And if you think the movie is just a simple Hollywood fairy tale dusted off every few years, take a gander at the monumental slippers showcased at Harrod’s in London in 2009 in tribute to the movie’s seventieth anniversary. Yowsa!  The story of the call to adventure as opposed to remaining safely at home is a timeless classic.



shoes_039 The Wonderful Wizard of Oz is an American children’s novel written by author L. Frank Baum, and originally published by George M. Hill Company in Chicago, May 17, 1900. In the original book, Dorothy’s slippers were SILVER.The Wizard of Oz was one of MGM’s first pictures in Technicolor. Studio head Louis B. Mayer felt red would stand out better as Dorothy traveled along the yellow brick road.  And there’s your trivia tweet for the day. 🙂


Seeing Red
Some women make it point to flash their Loubiton red soles. Color denoting status is nothing new. In Ancient Egypt shoes in red or yellow were reserved for the highest in society. It was easy to discern rank from the color of an individual’s footware.

Two Left Feet
One source cites 1818, another 1850 as about the time shoes stopped being just straight forms, and began to conform to the shape of the foot. Before that time there was no distinction between right and left feet. The first pair of right and left footed shoes were made in Philadelphia.

Reaching New Heights
Louis XIV, the Sun King stood 5’5”.  To increase his stature, he made high heels mandatory for men, apparently to compensate for the fact that he was vertically challenged.
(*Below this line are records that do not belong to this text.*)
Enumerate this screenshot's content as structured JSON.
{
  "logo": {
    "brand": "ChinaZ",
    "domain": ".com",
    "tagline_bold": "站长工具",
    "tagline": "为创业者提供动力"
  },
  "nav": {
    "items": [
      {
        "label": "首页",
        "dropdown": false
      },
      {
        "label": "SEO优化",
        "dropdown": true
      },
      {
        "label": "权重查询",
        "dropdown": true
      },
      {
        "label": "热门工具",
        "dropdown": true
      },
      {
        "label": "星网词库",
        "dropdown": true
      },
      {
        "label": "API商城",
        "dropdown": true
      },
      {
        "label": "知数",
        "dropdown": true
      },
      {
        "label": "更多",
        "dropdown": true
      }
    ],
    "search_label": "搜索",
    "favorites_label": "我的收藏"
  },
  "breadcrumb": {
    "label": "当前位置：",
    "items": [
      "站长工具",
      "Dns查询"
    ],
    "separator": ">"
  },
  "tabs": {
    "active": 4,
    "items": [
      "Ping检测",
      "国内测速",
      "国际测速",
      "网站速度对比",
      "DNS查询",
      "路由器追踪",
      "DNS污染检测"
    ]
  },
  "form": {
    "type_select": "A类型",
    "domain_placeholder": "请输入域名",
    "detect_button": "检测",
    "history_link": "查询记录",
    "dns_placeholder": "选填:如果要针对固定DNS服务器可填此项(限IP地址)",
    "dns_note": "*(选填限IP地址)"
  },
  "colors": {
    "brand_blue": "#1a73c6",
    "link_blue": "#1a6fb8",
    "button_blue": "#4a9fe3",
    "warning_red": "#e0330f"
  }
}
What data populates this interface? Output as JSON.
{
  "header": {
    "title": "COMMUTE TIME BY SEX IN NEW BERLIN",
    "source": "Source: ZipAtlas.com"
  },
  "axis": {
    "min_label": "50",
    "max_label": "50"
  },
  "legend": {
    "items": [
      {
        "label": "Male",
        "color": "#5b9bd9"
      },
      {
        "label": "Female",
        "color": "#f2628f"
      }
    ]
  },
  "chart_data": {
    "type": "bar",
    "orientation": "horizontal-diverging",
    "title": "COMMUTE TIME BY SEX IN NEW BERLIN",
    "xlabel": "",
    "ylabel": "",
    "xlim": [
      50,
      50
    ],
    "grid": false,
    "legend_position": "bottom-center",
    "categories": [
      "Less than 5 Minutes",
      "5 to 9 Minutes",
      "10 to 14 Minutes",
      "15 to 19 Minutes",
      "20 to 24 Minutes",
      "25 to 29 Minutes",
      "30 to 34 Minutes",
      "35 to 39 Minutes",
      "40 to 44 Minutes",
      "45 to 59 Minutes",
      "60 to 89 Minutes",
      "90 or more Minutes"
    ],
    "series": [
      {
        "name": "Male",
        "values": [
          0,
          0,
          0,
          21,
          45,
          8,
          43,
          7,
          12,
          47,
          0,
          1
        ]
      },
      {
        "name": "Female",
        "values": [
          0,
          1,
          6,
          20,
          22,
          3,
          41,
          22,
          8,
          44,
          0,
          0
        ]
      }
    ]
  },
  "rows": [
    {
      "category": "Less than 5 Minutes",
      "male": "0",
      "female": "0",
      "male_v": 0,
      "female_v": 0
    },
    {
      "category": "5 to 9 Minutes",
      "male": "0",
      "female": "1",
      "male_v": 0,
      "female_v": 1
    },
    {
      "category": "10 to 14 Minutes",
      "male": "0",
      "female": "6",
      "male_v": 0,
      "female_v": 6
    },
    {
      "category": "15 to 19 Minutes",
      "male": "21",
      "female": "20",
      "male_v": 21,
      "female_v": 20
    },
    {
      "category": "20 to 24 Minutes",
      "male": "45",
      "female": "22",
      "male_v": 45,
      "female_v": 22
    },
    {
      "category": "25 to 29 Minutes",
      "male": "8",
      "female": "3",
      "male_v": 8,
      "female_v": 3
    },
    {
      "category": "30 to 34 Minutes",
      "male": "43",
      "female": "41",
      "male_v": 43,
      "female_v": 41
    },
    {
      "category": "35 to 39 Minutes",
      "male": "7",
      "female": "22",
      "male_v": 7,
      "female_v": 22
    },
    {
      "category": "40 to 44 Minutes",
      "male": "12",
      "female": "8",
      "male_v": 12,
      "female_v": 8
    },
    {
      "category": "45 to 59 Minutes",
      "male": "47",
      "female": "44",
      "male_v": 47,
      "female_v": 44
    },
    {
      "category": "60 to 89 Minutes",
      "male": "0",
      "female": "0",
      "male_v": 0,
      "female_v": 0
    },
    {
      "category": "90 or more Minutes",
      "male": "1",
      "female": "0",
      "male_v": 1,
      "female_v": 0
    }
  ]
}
And Even Higher
During the 16th Century, women began wearing shoes that were so high, they required servants to help them walk.  Shoes eventually became so high dangerous a law was enforced to limit the height of women’s shoes. Fast forward to 2010, when Alexander McQueen designed shoes with a ten inch heel known as Armadillo heels. Concerned for their safety, models refused to wear them. (Bravo girls!)

Stout and Gout
Henry VIII passed a law that shoes must be six inches wide!! Say what? This was apparently to cover the fact that he had gout, and had to wear such wide shoes himself.

The most expensive shoes on record sold for $660,000 U.S. dollars. They were the ruby slippers worn by Judy Garland in the movie The Wizard of Oz. They sold at auction June 2, 2000.

Jocks Rock
The world’s largest seller of athletic shoes is Adidas, named after their creator, German Adi Dassker. The shoes became famous after Jessie Owens won four Gold Medals, while wearing Adidas during the 1936 Olympics.

And a shoe in the bargain
In the Middle Ages, the father of the bride would host a ceremony where he would bestow a shoe on his future son in law. At the wedding, when the bride donned the shoe, it signified she was now a possession of the groom. (uh, no comment)

“Nicki Minaj has a better booty, but I have better shoes.”


Sillier and Sillier
Again, if it isn’t flattering, what’s the point? In the video below, models try to negotiate the impossible on the runway. (Doesn’t the designer understand he has completely stolen focus from his fashions?)


A Lovely Antidote
If you want to experience someone who truly understands the joy and beauty found in shoes, check out artist Elizabeth Barlow’s work. She has been featured previously in Artiste Extraordinaire and her website contains additional gems.


For our European readers:
If you happen to be visiting London, be sure to catch the “extreme footware” exhibit “Shoes: Pleasure and Pain” currently showing at the Victoria and Albert Museum through January 31, 2016.

One Comment

  1. 12-22-2015

    Amazing and terrific images! Always such nice writing too, Ann. Thanks for brightening my day!

Leave a Comment

Your email address will not be published. Required fields are marked *